[Listed entries Boundary: Start]

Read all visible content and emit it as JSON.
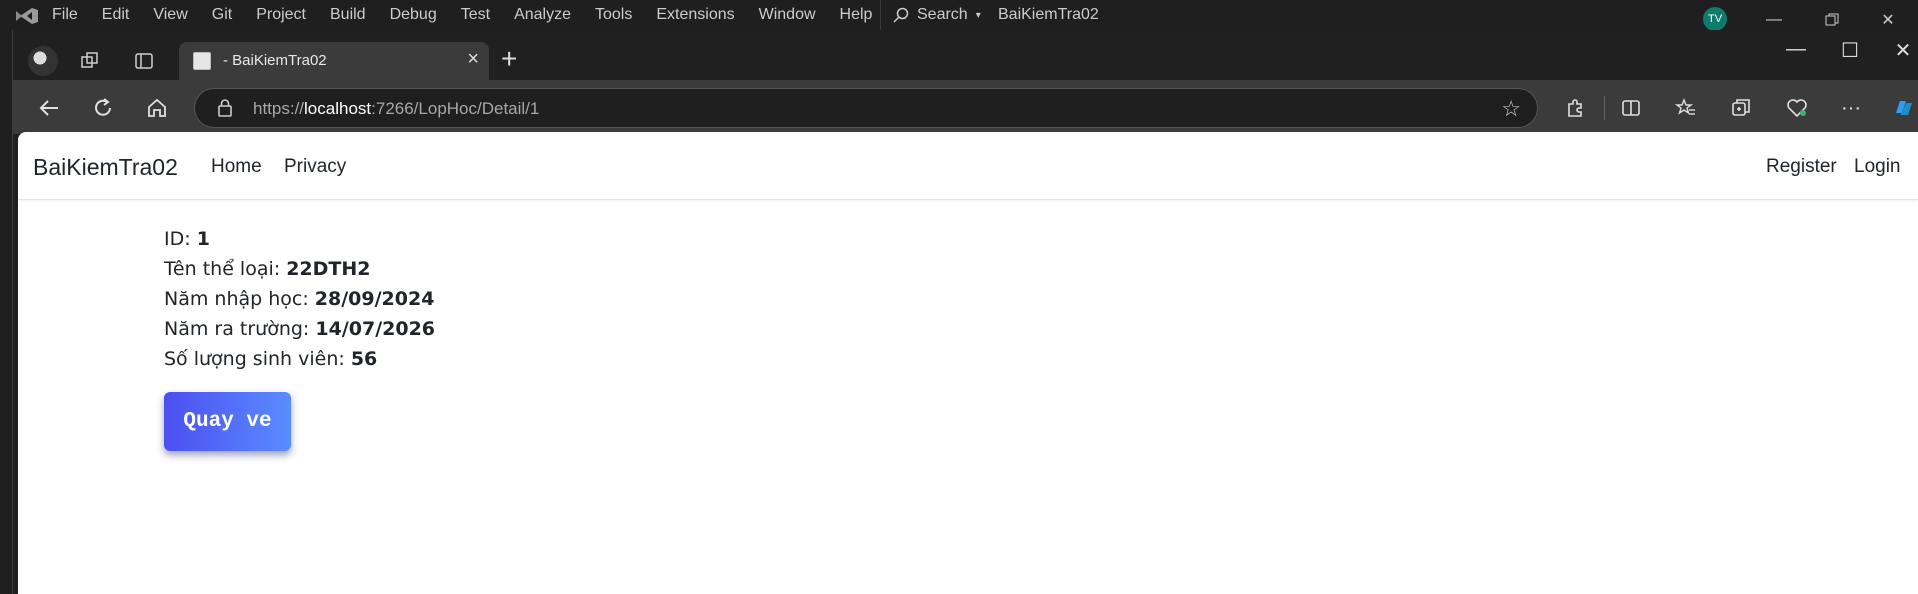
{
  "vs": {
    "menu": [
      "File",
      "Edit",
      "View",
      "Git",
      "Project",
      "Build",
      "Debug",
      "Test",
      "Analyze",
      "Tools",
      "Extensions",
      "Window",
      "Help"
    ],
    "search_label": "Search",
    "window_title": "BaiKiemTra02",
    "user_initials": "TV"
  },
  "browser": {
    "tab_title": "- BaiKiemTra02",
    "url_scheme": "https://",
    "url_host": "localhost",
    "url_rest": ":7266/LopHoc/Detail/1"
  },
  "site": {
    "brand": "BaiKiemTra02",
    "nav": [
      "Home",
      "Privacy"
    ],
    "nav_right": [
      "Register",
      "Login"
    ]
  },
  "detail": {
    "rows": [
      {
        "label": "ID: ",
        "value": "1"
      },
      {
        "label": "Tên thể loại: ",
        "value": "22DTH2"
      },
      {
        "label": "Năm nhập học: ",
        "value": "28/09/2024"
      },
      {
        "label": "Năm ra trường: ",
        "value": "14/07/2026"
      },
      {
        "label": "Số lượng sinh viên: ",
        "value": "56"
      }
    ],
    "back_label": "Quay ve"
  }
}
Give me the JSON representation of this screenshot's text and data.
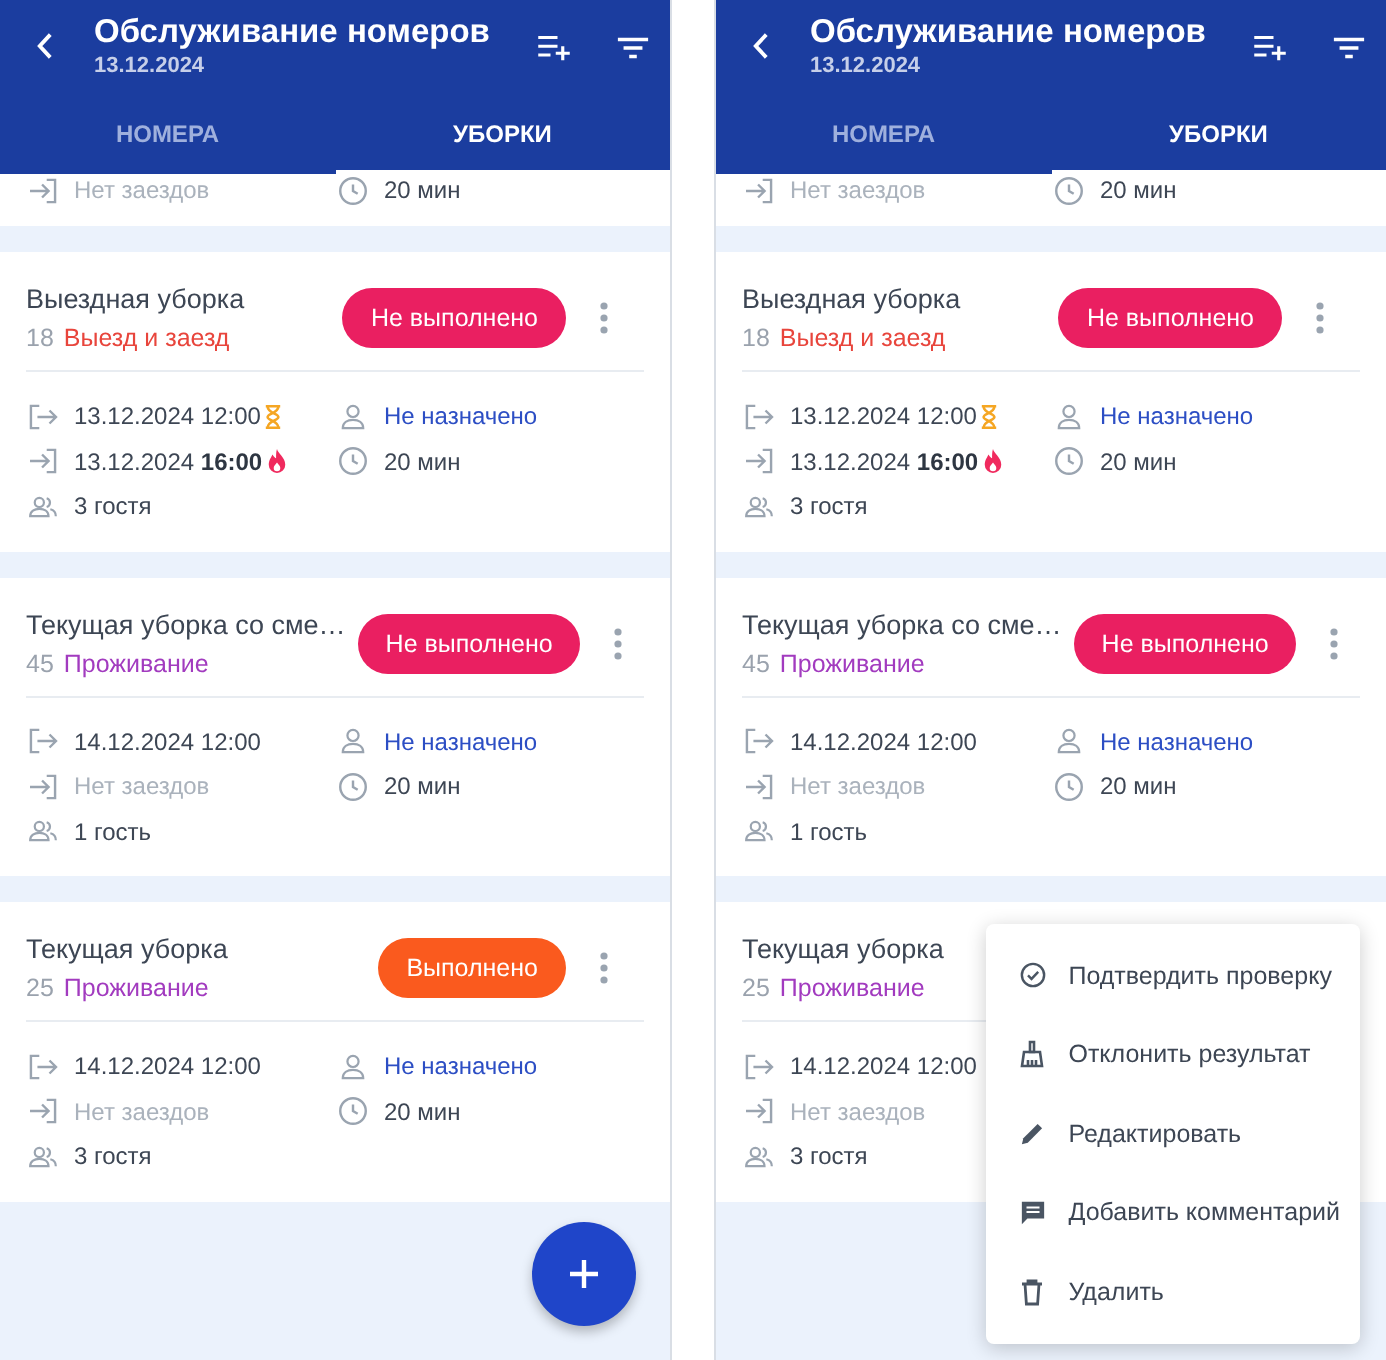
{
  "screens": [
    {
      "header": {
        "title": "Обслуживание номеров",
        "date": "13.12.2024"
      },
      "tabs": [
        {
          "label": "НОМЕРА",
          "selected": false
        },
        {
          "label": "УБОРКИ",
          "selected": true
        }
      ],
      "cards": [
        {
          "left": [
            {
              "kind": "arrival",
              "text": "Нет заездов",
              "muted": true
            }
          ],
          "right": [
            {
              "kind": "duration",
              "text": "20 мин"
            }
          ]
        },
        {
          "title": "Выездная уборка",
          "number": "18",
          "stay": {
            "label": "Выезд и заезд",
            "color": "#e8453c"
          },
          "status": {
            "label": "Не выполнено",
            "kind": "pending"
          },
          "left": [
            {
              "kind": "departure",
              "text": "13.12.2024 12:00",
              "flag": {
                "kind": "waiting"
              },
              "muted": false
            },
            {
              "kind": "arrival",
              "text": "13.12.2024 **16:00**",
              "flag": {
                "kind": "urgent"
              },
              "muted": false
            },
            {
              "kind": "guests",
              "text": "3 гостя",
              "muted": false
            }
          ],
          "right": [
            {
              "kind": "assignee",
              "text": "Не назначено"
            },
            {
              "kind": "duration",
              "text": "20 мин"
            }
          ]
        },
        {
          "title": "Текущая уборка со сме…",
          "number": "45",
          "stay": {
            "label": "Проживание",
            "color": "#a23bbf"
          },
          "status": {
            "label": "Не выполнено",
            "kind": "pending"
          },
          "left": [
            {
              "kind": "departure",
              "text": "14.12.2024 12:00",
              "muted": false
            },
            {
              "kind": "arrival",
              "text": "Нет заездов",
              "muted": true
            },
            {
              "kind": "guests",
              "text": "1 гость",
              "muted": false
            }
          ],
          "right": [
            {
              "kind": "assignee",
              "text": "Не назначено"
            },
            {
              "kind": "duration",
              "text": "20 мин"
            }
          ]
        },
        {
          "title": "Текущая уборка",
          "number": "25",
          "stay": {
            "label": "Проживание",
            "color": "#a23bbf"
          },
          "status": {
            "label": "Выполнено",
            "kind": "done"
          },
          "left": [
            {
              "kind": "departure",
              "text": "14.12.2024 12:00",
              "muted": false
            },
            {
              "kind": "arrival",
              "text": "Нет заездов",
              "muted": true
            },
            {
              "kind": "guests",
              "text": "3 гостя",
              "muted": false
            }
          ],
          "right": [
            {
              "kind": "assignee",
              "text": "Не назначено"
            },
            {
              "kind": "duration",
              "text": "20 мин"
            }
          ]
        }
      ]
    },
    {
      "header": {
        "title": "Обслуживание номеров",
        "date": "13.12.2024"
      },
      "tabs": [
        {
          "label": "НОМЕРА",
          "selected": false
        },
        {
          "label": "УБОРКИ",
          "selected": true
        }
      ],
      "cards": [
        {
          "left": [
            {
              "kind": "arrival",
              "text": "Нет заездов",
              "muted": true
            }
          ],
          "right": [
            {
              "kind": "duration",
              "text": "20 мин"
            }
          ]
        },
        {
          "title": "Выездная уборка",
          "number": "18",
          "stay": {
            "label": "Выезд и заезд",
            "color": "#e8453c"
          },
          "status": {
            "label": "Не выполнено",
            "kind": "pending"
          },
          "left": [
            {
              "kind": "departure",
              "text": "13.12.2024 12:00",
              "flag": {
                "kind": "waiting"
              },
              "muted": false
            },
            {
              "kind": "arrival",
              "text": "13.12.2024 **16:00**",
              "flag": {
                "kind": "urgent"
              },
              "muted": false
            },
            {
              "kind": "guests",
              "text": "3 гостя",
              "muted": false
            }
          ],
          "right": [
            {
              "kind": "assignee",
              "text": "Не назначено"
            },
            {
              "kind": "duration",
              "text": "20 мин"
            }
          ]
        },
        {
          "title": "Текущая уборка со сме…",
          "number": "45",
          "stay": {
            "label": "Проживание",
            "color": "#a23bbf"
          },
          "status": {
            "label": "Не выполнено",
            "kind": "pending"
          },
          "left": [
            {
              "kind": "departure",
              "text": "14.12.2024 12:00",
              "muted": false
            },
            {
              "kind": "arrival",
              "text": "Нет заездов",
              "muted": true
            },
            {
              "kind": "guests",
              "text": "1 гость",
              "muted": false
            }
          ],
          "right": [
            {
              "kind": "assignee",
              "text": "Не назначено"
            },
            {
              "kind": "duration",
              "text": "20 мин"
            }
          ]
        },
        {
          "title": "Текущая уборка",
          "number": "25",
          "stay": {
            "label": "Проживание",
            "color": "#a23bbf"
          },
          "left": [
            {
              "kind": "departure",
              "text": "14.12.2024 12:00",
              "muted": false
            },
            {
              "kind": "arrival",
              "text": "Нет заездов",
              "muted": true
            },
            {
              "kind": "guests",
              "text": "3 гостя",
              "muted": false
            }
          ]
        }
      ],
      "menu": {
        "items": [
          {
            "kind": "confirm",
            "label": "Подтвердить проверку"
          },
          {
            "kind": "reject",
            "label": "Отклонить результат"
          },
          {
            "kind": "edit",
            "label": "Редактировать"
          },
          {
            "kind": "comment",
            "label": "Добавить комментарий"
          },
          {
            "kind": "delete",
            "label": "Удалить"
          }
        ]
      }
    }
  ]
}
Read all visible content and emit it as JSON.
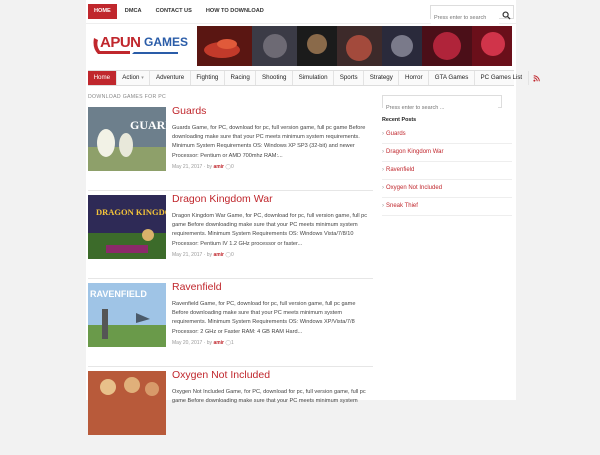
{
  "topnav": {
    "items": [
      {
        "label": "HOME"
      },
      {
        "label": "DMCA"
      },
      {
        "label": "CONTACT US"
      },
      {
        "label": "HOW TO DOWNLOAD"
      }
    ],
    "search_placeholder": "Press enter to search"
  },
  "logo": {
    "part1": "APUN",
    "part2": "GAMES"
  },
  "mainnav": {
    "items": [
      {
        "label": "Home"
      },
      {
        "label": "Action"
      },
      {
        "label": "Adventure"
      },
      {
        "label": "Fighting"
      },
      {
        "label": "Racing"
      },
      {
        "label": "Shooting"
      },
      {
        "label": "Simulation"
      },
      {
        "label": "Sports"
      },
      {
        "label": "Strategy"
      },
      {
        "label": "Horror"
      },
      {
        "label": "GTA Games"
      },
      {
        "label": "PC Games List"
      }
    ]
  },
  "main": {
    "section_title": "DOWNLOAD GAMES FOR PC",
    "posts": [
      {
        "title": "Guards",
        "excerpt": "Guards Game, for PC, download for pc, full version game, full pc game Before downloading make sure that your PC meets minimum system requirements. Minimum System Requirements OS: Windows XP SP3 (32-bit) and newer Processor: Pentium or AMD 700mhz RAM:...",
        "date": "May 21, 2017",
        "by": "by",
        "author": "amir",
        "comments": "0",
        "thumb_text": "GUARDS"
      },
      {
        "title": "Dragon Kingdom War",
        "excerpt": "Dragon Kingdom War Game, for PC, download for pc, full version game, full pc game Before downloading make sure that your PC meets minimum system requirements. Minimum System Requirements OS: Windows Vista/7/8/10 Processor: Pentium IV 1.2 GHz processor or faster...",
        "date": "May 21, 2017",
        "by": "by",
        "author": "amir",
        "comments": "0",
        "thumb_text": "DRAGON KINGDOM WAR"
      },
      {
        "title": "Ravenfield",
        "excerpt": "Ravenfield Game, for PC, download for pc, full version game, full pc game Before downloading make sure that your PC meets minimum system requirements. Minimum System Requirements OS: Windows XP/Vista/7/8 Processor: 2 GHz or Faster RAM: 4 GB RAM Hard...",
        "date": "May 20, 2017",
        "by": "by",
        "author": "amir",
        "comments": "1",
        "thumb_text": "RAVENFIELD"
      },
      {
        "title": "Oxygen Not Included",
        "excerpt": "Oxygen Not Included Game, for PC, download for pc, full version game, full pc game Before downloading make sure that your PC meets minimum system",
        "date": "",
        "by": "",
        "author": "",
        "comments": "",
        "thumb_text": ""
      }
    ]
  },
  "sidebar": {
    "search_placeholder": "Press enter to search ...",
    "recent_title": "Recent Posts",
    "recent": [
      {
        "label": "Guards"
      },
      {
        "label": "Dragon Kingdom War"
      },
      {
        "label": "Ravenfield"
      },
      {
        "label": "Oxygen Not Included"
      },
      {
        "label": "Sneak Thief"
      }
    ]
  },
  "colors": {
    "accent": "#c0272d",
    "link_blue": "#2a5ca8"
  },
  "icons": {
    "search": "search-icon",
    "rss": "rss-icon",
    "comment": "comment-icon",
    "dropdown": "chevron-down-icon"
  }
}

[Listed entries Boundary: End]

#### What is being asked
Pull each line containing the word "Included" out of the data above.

#### Solution below
        "title": "Oxygen Not Included",
        "excerpt": "Oxygen Not Included Game, for PC, download for pc, full version game, full pc game Before downloading make sure that your PC meets minimum system",
        "label": "Oxygen Not Included"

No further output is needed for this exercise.